What to consider when buying a media streaming device

Tips for aspiring cord cutters

media streaming devices
Some common media streaming devices

You have probably been hearing your friends ramble on about ditching cable and joining the cord-cutting movement. They have also told you that you could get a media streaming device and save a truckload of cash on cable.

You’ve even done some internet research and stumbled upon our buying guide on The Best Media Streaming Devices of 2018.

Looking at all these options and others that haven’t been mentioned, you’d like to know how we arrived at our decisions and recommendations. The following is a list of factors to consider when buying a media streaming device.

  • Resolution and Playback Quality

For both novice and power users, the first factor when purchasing any kind of video playing or media streaming device is the picture quality and resolution. If you have an HD television, you’ll probably hover around the budget spectrum of media streaming devices capable of HD quality since 4K media streamers are generally expensive and won’t work for your TV anyway. However, if you own a 4K or 4K HDR TV, you’ll probably want a streaming box that leverages the 4K capabilities of your TV display.

  • App selection range

Conventionally, the range of apps supported by a device has been the most important factor when choosing a media streaming device. Over time, the various platforms available have widened their app selection ranges such that most apps are available no matter the platform you choose. However, before adding your chosen streaming box to your cart, do some background research on whether your chosen media box supports a particular app. Or you can ask us in the comments and we’ll gladly help you out.

  • Performance

In general, larger set-top box designs such as the Amazon Fire Cube, NVIDIA Shield and the Xiaomi Mi Box and the Amazon Fire TV are faster and perform better than streaming sticks such as the Amazon Fire TV Stick, Roku Streaming Stick, and the Roku Streaming Stick+. That is because the set-top boxes have significantly more powerful hardware and features such as cooling vents that make their operation smoother. On the other hand, the prices also correlate pretty strongly with the size, form factor, and performance (loading speeds, smoothness, network stability etc.).
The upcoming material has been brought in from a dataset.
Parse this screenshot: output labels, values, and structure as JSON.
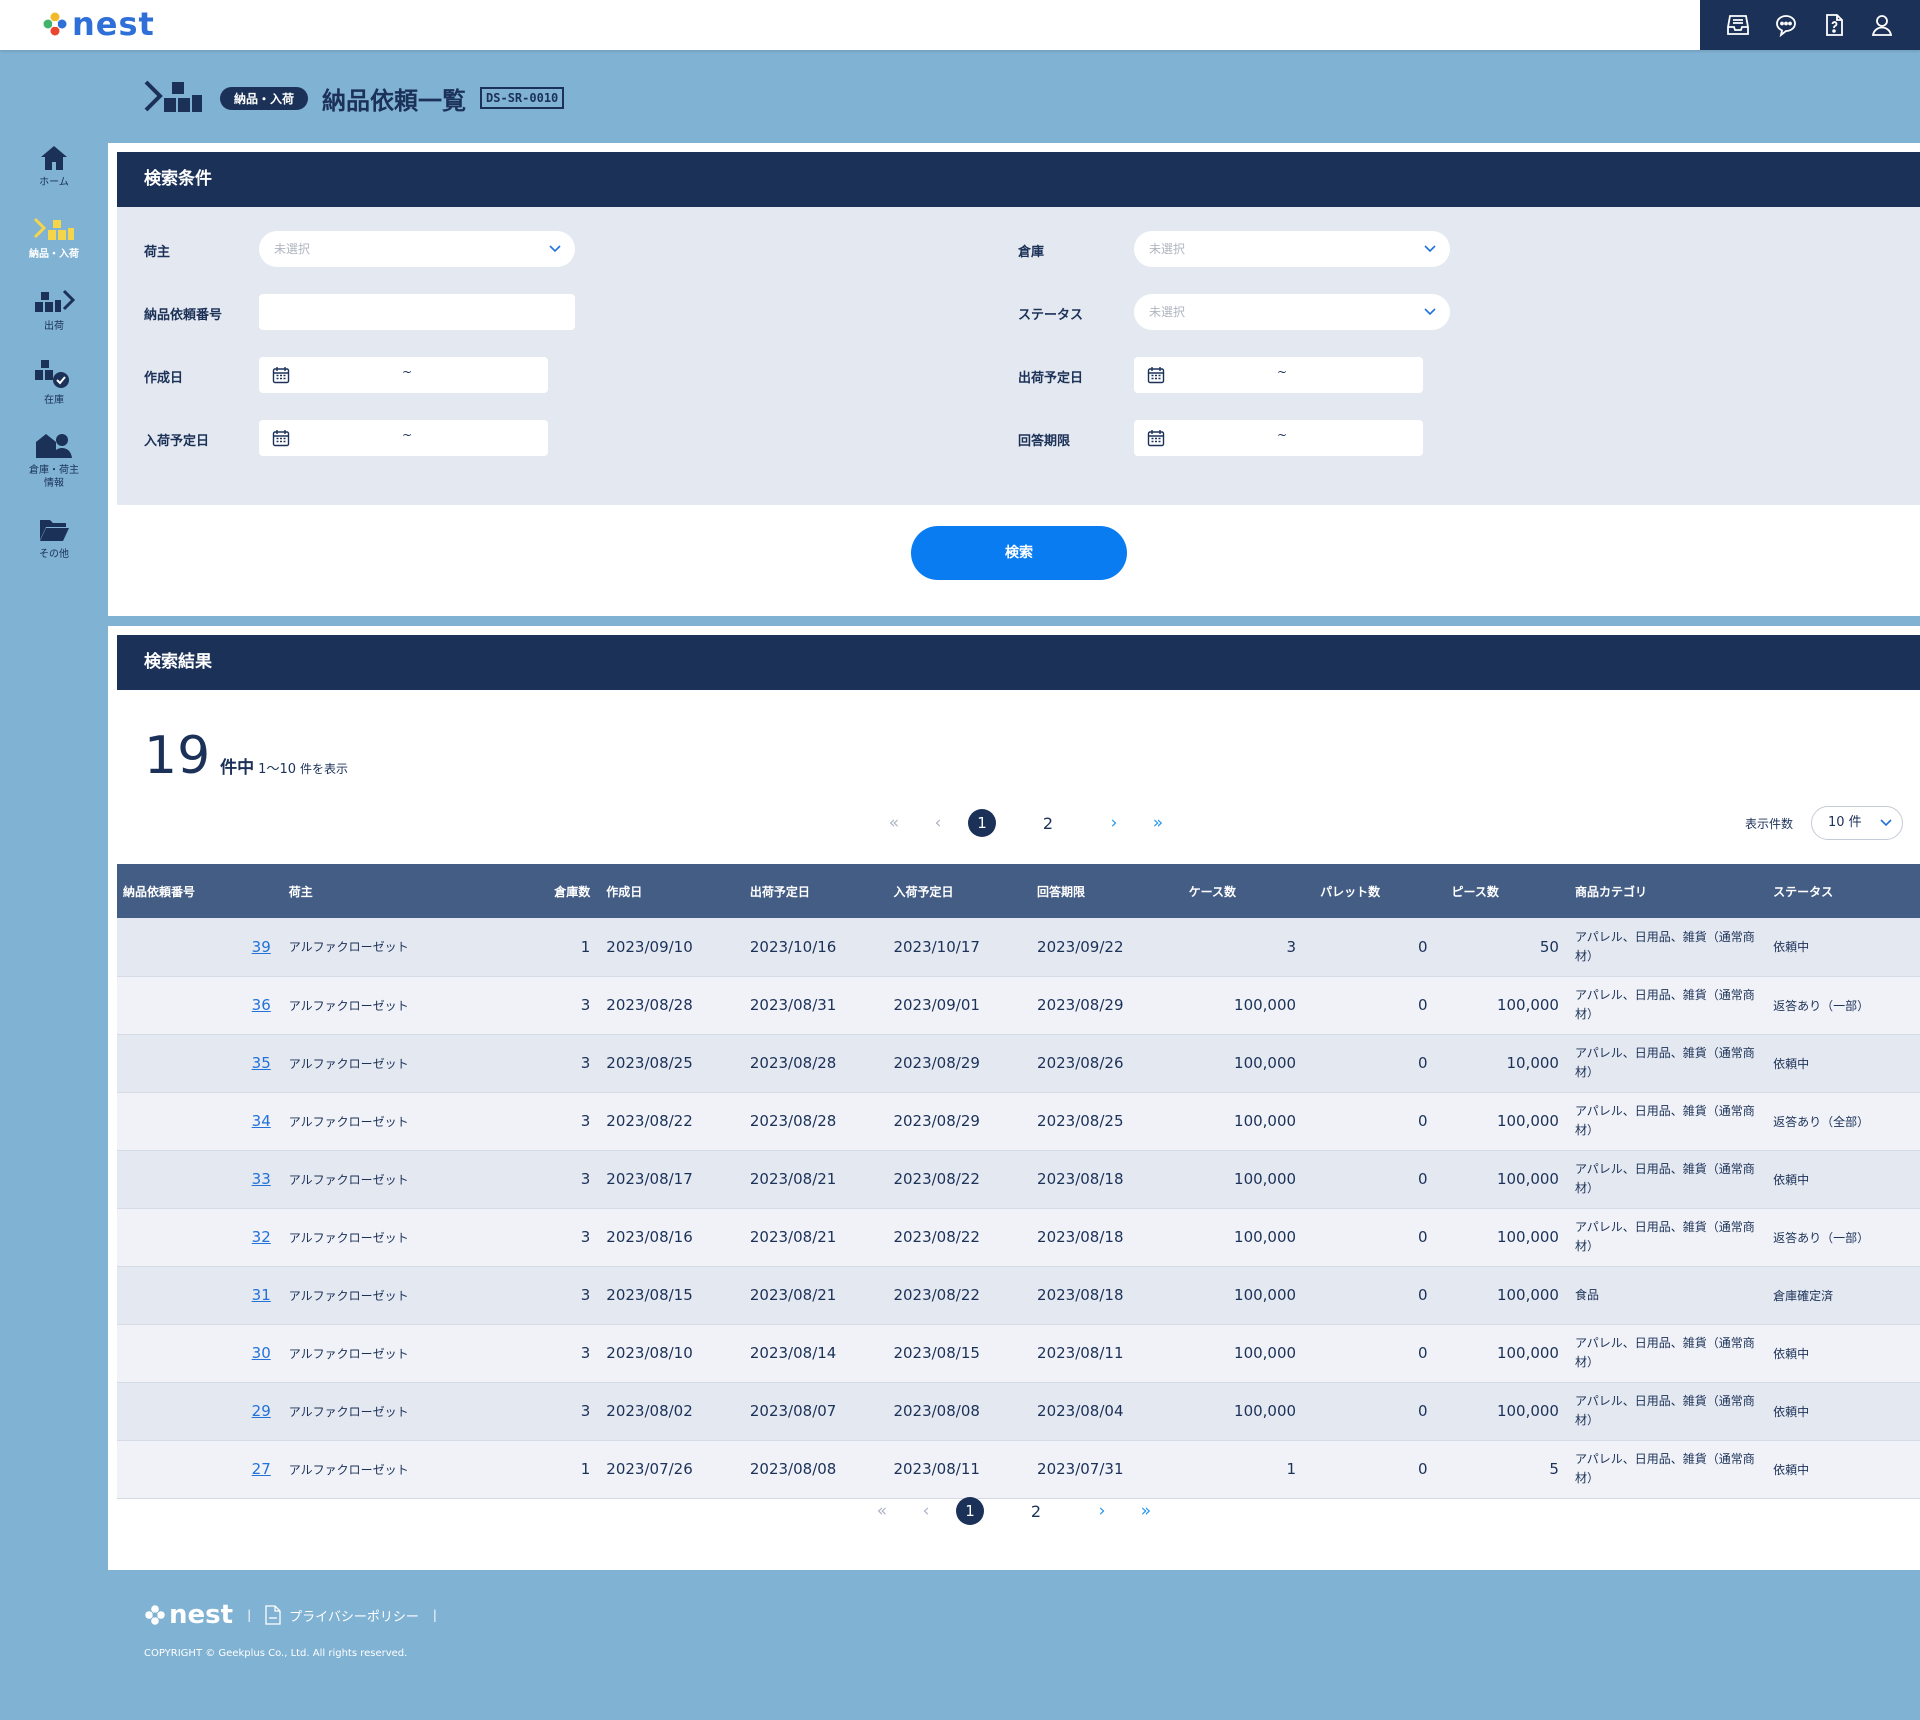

  • Vendor Lock/ Ecosystem Tie-ins

If you want Apple media services such as Apple Music and iTunes Video, you can only access them via the Apple TV. On the other hand, Amazon Fire TV devices have the best support for Amazon Prime Video while Google Music, Google Play Movies, and TV are best accessed via Android TV devices and the Google Chromecast. Roku is one of the neutral parties since it offers apps from Google, Amazon and other competing video services alongside its own apps. However, the Roku ecosystem lacks some advanced features such as voice control and smart home controls seen in other ecosystems.

  • Content discovery
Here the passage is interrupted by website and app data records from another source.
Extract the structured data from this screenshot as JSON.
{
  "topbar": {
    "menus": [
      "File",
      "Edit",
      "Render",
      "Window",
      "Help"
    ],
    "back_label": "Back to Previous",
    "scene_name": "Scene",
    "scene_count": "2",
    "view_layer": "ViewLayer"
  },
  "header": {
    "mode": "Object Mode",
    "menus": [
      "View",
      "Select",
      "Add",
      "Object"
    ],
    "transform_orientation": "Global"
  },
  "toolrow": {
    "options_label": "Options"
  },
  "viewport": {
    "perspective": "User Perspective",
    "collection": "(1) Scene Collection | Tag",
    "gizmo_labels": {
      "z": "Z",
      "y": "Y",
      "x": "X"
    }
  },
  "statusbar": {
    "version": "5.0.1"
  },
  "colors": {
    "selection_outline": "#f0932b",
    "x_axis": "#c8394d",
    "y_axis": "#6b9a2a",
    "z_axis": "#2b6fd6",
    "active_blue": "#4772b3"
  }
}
When starting out, media streaming devices had static app lists. However, they now include live content recommendations and feeds based on users’ viewing habits. For example, Apple TV has an app that helps track new content, Amazon and Android TV have recommendation feeds built into the device home screens, and Roku has the Roku Feed. You can look up some of these features to figure out what is best for you.

  • Support for Captive Portal

Sometimes people opt to carry their streaming devices such as TV sticks when traveling for business trips and the like. While moving around, one may run into Wi-Fi networks in hotels and residences such as Airbnb that require one to sign in via a web portal to access the network. The web portal required to sign into a Wi-Fi network is referred to as a “Captive Portal”, and not all streaming devices support the feature. In this case, do some background checks about the device. However, if the device has an inbuilt web browser, it will most likely have captive portal support.

  • Network Connectivity and Ports

If you plan to connect USB sticks, SD Cards, Audio Outputs and other devices such as external drives and Network Attached Storage (NAS) to your media streaming device, then you need to look out for devices with Ethernet ports, USB, SD Card slots, and audio outputs such as Optical Audio. Since most media streaming devices access the Internet wirelessly, ensure the device you want to buy is updated to the latest 802.11ac Wi-Fi standard to ensure your streams are stable and also to avoid getting kicked out of overcrowded networks.

  • Remote Control and Voice Features

Some remote controls can control both your TV and the media streaming device, others are loaded with buttons to rewind, pause, play, fast forward and other special functions. Others like the Amazon Fire TV have minimalist remote controls and even include voice control. However, no remote control is perfect so ensure you check the remote features for your chosen device to decide the most important features.